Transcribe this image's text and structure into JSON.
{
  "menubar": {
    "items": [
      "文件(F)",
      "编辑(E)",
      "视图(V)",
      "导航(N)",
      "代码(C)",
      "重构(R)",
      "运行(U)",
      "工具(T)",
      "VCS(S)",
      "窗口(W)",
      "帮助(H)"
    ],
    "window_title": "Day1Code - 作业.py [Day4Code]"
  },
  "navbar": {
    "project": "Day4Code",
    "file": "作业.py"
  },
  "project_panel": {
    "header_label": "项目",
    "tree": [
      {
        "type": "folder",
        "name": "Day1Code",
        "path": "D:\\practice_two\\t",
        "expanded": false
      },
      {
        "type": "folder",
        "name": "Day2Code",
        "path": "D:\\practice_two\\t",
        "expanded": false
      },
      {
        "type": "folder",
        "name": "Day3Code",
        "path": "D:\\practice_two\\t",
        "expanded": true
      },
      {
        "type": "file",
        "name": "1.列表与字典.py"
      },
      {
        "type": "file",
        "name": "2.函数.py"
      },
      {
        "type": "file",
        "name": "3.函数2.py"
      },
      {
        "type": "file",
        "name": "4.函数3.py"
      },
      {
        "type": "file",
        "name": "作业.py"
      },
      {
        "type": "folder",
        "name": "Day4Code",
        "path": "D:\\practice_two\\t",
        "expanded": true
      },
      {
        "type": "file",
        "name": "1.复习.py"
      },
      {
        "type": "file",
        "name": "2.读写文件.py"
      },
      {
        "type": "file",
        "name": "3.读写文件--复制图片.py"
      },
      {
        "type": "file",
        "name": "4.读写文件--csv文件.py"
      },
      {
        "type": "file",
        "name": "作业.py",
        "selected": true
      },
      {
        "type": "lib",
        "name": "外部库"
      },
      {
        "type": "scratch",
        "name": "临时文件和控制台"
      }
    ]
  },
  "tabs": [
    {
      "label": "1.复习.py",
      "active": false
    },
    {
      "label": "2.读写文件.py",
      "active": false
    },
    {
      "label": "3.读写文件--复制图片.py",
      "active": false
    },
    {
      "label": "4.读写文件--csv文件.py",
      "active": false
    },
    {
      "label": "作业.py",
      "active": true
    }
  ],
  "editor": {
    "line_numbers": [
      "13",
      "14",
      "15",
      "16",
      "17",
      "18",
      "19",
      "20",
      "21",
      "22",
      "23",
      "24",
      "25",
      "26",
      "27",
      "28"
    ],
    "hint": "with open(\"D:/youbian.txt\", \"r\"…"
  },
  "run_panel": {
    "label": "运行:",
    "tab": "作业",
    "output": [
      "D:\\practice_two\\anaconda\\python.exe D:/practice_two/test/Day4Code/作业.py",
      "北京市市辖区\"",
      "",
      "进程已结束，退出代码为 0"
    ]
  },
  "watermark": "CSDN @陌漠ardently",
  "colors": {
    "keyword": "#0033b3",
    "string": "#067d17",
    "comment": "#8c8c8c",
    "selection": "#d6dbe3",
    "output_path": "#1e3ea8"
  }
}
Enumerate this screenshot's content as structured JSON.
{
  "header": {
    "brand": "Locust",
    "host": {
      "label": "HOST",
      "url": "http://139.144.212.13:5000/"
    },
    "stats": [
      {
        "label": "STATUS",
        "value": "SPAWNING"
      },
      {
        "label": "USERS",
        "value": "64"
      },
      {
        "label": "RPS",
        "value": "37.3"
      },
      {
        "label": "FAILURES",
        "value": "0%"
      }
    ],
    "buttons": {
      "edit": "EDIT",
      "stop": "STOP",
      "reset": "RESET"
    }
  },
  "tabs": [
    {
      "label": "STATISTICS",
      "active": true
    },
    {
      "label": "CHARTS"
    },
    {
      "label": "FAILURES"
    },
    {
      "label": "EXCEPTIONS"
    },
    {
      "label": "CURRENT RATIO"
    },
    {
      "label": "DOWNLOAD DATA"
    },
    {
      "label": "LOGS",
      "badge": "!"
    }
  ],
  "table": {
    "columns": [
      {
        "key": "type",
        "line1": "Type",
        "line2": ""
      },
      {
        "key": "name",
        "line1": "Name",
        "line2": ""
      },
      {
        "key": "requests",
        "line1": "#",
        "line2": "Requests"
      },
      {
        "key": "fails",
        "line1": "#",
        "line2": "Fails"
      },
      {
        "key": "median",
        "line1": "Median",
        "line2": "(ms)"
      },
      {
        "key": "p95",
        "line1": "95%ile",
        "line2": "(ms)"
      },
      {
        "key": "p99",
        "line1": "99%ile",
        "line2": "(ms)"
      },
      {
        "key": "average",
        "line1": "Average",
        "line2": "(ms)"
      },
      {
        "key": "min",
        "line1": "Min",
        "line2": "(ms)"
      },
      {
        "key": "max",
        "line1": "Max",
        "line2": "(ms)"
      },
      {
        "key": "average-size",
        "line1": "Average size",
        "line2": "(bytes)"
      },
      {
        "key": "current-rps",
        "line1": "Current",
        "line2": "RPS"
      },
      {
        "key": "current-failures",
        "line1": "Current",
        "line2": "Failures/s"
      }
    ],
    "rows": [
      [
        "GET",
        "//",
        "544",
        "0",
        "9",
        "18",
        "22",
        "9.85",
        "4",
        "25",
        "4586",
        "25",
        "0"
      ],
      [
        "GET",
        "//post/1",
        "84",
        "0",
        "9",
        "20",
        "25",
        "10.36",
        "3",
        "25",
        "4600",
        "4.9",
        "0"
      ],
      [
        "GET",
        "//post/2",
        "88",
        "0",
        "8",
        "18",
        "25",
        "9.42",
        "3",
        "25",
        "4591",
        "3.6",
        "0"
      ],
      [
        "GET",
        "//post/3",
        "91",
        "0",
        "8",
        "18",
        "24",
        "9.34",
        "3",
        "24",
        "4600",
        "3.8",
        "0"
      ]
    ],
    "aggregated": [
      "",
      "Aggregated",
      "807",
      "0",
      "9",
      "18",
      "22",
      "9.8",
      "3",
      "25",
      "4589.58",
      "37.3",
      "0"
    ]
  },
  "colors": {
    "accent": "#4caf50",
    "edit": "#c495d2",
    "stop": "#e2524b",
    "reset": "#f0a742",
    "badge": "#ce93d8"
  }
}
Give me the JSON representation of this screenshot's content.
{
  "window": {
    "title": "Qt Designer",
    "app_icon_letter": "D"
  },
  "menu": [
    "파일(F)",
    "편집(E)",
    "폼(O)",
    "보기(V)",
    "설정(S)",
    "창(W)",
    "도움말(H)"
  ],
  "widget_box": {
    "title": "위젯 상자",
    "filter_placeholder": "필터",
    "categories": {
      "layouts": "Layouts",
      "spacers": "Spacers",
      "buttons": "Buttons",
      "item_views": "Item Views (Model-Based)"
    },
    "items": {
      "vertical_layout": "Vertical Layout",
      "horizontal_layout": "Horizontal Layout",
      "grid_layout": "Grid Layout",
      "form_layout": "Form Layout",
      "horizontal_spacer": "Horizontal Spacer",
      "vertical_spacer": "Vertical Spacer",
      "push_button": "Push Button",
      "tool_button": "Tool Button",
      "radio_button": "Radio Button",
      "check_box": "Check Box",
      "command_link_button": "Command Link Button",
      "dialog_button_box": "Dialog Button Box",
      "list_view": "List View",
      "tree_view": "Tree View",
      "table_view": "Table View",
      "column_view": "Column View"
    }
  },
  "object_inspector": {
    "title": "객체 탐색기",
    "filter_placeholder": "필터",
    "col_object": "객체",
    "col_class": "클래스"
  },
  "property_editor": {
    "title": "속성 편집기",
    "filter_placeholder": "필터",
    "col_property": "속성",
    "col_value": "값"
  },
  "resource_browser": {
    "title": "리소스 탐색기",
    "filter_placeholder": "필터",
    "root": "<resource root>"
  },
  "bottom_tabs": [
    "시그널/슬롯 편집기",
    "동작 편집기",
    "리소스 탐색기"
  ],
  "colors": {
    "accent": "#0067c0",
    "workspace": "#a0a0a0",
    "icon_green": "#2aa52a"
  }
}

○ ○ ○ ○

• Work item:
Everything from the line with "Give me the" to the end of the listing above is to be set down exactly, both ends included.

• Reply:
Give me the JSON representation of this screenshot's content.
{
  "window": {
    "title": "Qt Designer",
    "app_icon_letter": "D"
  },
  "menu": [
    "파일(F)",
    "편집(E)",
    "폼(O)",
    "보기(V)",
    "설정(S)",
    "창(W)",
    "도움말(H)"
  ],
  "widget_box": {
    "title": "위젯 상자",
    "filter_placeholder": "필터",
    "categories": {
      "layouts": "Layouts",
      "spacers": "Spacers",
      "buttons": "Buttons",
      "item_views": "Item Views (Model-Based)"
    },
    "items": {
      "vertical_layout": "Vertical Layout",
      "horizontal_layout": "Horizontal Layout",
      "grid_layout": "Grid Layout",
      "form_layout": "Form Layout",
      "horizontal_spacer": "Horizontal Spacer",
      "vertical_spacer": "Vertical Spacer",
      "push_button": "Push Button",
      "tool_button": "Tool Button",
      "radio_button": "Radio Button",
      "check_box": "Check Box",
      "command_link_button": "Command Link Button",
      "dialog_button_box": "Dialog Button Box",
      "list_view": "List View",
      "tree_view": "Tree View",
      "table_view": "Table View",
      "column_view": "Column View"
    }
  },
  "object_inspector": {
    "title": "객체 탐색기",
    "filter_placeholder": "필터",
    "col_object": "객체",
    "col_class": "클래스"
  },
  "property_editor": {
    "title": "속성 편집기",
    "filter_placeholder": "필터",
    "col_property": "속성",
    "col_value": "값"
  },
  "resource_browser": {
    "title": "리소스 탐색기",
    "filter_placeholder": "필터",
    "root": "<resource root>"
  },
  "bottom_tabs": [
    "시그널/슬롯 편집기",
    "동작 편집기",
    "리소스 탐색기"
  ],
  "colors": {
    "accent": "#0067c0",
    "workspace": "#a0a0a0",
    "icon_green": "#2aa52a"
  }
}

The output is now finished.